Purchase only this article ($15)

Create a free account, then purchase this article to download or access it online for 24 hours.

Purchase an SMJ online subscription ($75)

Create a free account, then purchase a subscription to get complete access to all articles for a full year.

Purchase a membership plan (fees vary)

Premium members can access all articles plus recieve many more benefits. View all membership plans and benefit packages.


1. Huber MT, Ham SA, Qayyum M, et al. Association between job factors, burnout, and preference for a new job: a nationally representative physician survey. J Gen Intern Med 2018;33:789-791.
2. Yoon JD, Rasinski KA, Curlin FA. Moral controversy, directive counsel, and the doctor' role: findings from a national survey of obstetrician-gynecologists. Acad Med 2010;85:1475-1481.
3. Curlin FA. Commentary: a case for studying the relationship between religion and the practice of medicine.
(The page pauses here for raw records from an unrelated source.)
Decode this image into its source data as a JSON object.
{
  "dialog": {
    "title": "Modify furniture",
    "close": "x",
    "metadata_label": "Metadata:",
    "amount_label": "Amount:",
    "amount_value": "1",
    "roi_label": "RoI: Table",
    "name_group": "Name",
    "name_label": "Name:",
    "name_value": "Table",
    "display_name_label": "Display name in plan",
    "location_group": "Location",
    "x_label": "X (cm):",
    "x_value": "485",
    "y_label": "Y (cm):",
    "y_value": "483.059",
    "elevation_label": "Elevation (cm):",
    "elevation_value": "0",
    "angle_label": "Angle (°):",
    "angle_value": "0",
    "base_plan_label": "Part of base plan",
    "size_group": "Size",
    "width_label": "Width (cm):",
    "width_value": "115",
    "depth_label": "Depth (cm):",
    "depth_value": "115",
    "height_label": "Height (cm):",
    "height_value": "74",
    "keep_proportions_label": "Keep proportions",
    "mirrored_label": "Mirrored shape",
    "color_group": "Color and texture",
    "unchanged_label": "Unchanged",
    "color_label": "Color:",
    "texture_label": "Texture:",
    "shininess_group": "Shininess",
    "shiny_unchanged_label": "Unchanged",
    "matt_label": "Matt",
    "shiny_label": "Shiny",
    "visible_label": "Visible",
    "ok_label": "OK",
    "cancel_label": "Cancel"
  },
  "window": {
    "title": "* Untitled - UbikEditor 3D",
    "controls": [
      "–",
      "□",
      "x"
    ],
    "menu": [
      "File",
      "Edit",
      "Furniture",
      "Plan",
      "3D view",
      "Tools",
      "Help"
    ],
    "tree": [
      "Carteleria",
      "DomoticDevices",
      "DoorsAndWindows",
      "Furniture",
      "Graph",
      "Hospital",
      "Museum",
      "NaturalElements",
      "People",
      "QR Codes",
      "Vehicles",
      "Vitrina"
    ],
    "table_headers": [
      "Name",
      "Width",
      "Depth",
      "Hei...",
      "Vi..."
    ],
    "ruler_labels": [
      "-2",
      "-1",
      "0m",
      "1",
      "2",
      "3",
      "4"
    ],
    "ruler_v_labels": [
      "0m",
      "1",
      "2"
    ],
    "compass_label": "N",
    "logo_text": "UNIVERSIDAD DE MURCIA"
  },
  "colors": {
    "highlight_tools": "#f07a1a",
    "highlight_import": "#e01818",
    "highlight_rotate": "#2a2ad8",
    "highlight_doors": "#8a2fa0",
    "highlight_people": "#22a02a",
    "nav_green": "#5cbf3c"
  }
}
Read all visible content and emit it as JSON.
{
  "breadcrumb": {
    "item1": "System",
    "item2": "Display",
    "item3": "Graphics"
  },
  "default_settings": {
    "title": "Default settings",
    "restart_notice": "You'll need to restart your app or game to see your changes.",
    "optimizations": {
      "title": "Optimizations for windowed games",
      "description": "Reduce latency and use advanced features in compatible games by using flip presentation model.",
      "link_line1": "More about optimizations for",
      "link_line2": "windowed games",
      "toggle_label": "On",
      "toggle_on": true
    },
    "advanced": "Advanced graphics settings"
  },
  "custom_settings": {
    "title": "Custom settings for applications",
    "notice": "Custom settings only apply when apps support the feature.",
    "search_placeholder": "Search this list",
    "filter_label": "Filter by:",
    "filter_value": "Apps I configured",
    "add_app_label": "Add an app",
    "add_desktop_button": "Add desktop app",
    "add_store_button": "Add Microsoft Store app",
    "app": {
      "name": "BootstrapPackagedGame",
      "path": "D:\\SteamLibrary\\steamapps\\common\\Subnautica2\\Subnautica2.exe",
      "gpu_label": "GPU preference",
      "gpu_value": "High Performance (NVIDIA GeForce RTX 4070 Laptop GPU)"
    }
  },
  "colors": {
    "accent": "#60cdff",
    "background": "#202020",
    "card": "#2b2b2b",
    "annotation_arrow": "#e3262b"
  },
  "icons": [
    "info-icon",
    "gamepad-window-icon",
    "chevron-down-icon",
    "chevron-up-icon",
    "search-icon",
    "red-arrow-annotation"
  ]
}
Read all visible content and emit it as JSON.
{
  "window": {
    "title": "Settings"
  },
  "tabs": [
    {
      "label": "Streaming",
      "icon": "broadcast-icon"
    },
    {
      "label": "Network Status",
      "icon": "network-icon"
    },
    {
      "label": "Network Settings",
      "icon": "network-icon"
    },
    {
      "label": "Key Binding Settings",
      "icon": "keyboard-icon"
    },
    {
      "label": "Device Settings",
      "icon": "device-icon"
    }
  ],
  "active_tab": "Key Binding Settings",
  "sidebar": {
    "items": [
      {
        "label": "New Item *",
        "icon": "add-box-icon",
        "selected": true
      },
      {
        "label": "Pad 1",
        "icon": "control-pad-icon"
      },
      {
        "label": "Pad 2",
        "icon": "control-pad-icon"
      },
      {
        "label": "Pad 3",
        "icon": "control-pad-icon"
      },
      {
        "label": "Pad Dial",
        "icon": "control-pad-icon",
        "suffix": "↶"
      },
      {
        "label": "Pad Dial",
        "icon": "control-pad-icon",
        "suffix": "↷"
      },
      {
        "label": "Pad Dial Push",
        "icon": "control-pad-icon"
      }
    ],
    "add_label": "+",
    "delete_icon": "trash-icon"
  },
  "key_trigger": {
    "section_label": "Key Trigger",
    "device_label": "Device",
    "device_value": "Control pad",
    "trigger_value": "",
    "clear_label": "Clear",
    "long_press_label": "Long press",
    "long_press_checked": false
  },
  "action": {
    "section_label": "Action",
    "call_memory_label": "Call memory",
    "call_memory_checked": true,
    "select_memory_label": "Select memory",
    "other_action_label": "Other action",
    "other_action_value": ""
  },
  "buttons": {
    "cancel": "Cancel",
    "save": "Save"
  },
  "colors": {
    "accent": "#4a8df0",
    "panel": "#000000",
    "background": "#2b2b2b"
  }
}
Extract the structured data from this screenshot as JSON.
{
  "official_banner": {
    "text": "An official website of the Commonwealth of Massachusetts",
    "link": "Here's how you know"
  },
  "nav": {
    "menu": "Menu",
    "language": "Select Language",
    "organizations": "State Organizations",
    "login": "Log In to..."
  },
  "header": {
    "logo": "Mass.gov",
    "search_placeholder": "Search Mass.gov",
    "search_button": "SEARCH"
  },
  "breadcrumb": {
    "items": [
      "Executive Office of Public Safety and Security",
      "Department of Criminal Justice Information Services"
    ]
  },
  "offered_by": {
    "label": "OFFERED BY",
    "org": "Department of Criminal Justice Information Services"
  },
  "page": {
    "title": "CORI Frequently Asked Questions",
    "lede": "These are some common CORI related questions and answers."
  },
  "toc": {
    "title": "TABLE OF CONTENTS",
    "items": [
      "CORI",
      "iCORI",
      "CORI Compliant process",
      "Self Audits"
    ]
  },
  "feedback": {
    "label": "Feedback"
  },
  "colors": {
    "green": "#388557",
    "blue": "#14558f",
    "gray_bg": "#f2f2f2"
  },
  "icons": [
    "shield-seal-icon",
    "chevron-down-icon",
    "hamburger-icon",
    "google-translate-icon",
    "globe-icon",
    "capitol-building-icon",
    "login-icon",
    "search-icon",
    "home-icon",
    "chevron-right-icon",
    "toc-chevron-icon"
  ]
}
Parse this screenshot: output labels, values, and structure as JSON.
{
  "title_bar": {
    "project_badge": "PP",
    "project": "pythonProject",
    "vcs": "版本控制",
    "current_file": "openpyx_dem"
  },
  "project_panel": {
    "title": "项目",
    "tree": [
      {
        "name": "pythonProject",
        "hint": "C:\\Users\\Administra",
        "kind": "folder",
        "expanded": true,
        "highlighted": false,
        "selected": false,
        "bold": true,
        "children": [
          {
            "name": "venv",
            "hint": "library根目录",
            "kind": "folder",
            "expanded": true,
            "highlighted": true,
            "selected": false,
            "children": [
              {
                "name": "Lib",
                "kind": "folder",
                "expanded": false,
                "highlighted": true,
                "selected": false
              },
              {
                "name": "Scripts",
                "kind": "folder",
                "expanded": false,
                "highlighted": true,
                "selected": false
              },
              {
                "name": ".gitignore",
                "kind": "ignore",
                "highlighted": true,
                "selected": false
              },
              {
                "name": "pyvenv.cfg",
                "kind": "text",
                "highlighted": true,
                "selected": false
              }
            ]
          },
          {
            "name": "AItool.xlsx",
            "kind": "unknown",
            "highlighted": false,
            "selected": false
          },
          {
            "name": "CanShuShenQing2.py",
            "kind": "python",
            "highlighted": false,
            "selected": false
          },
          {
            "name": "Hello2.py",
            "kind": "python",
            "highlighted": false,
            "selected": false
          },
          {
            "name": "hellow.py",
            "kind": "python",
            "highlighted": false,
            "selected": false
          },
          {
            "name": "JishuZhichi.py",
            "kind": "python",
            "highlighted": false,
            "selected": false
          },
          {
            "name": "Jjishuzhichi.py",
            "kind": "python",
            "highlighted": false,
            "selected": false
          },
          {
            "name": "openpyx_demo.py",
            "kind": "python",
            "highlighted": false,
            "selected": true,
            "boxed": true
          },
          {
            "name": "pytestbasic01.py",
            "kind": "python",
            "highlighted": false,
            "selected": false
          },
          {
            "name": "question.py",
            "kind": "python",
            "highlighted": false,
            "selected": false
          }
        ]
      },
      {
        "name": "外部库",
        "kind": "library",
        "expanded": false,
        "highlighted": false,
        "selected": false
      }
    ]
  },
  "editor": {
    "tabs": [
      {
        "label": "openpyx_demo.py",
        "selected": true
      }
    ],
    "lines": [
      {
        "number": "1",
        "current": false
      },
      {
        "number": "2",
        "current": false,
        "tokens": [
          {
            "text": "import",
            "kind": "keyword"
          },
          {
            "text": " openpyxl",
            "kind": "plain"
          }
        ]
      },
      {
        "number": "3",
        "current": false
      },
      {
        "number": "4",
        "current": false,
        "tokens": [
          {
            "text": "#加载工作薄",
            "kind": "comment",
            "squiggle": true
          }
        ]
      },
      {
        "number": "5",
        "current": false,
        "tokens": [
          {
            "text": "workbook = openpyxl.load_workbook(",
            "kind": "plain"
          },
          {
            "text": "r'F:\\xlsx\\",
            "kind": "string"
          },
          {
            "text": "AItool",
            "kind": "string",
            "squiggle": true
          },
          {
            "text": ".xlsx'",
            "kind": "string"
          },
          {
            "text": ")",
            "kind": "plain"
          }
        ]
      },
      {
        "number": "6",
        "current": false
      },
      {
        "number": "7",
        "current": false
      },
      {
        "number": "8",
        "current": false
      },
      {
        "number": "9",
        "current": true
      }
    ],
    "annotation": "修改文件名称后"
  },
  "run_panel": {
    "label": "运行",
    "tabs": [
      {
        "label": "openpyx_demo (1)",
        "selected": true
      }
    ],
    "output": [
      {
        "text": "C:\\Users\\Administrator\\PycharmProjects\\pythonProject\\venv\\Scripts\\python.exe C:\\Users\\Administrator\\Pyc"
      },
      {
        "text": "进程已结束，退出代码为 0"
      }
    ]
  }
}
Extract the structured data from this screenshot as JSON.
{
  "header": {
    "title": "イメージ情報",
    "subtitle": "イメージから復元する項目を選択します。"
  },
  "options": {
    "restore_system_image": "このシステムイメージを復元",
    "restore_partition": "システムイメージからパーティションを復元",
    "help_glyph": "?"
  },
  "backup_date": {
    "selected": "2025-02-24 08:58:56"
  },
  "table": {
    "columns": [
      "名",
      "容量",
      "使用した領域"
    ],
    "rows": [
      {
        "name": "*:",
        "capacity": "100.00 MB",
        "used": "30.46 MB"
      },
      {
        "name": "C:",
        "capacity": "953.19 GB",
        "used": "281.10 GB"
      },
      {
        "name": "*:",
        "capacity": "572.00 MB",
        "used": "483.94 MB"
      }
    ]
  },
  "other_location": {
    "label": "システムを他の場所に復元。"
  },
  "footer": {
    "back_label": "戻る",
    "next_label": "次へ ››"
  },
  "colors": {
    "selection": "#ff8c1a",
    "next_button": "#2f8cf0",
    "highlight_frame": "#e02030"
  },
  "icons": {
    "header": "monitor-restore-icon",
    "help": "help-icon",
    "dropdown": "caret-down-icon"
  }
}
Acad Med 2008;83:1118-1120.
4. Curlin FA. Religion and spirituality in medical ethics. In: Balboni M, Peteet J, , eds. Spirituality and Religion Within the Culture of Medicine: From Evidence to Practice. New York: Oxford University Press; 2017.
5. University of Chicago Program on Medicine and Religion. Physician responses to common mental behavioral health concerns. http://pmr.uchicago.edu/page/physician-responses-common-mental-and-behavioral-health-concerns. Published 2019. Accessed April 8, 2019.
6. Yoon JD, Shin JH, Nian AL, et al. Religion, sense of calling, and the practice of medicine: findings from a national survey of primary care physicians and psychiatrists. South Med J 2015;108:189-195.
7. Hoge DR. Validated intrinsic religious motivation scale. J Sci Study Relig 1972;11:369-376.
8. Hatch RL, Burg MA, Naberhaus DS, et al. The Spiritual Involvement and Beliefs Scale. Development and testing of a new instrument. J Fam Pract 1998;46:476-486.
9. Ammerman NT. Spiritual but not religious? Beyond binary choices in the study of religion. J Sci Study Relig 2013;52:258-278.
10. Curlin FA, Odell SV, Lawrence RE, et al. The relationship between psychiatry and religion among U.S. physicians. Psychiatr Serv 2007;58:1193-1198.
11. Stulberg DB, Lawrence RE, Shattuck J, et al. Religious hospitals and primary care physicians: conflicts over policies for patient care. J Gen Intern Med 2010;25:725-730.
12. Curlin FA, Serrano KD, Baker MG, et al. Following the call: how providers make sense of their decisions to work in faith-based and secular urban community health centers. J Health Care Poor Underserved 2006;17:944-957.
13. Yoon JD, Rasinski KA, Curlin FA. Conflict and emotional exhaustion in obstetrician-gynaecologists: a national survey. J Med Ethics 2010;36:731-735.
14. Kinghorn WA, McEvoy MD, Michel A, et al. Professionalism in modern medicine: does the emperor have any clothes? Acad Med 2007;82:40-45.
15. Tilburt J, Geller G. Viewpoint: the importance of worldviews for medical education. Acad Med 2007;82:819-822.
16. Balboni M, Balboni T. Hostility to Hospitality: Spirituality and Professional Socialization within Medicine. New York: Oxford University Press; 2018.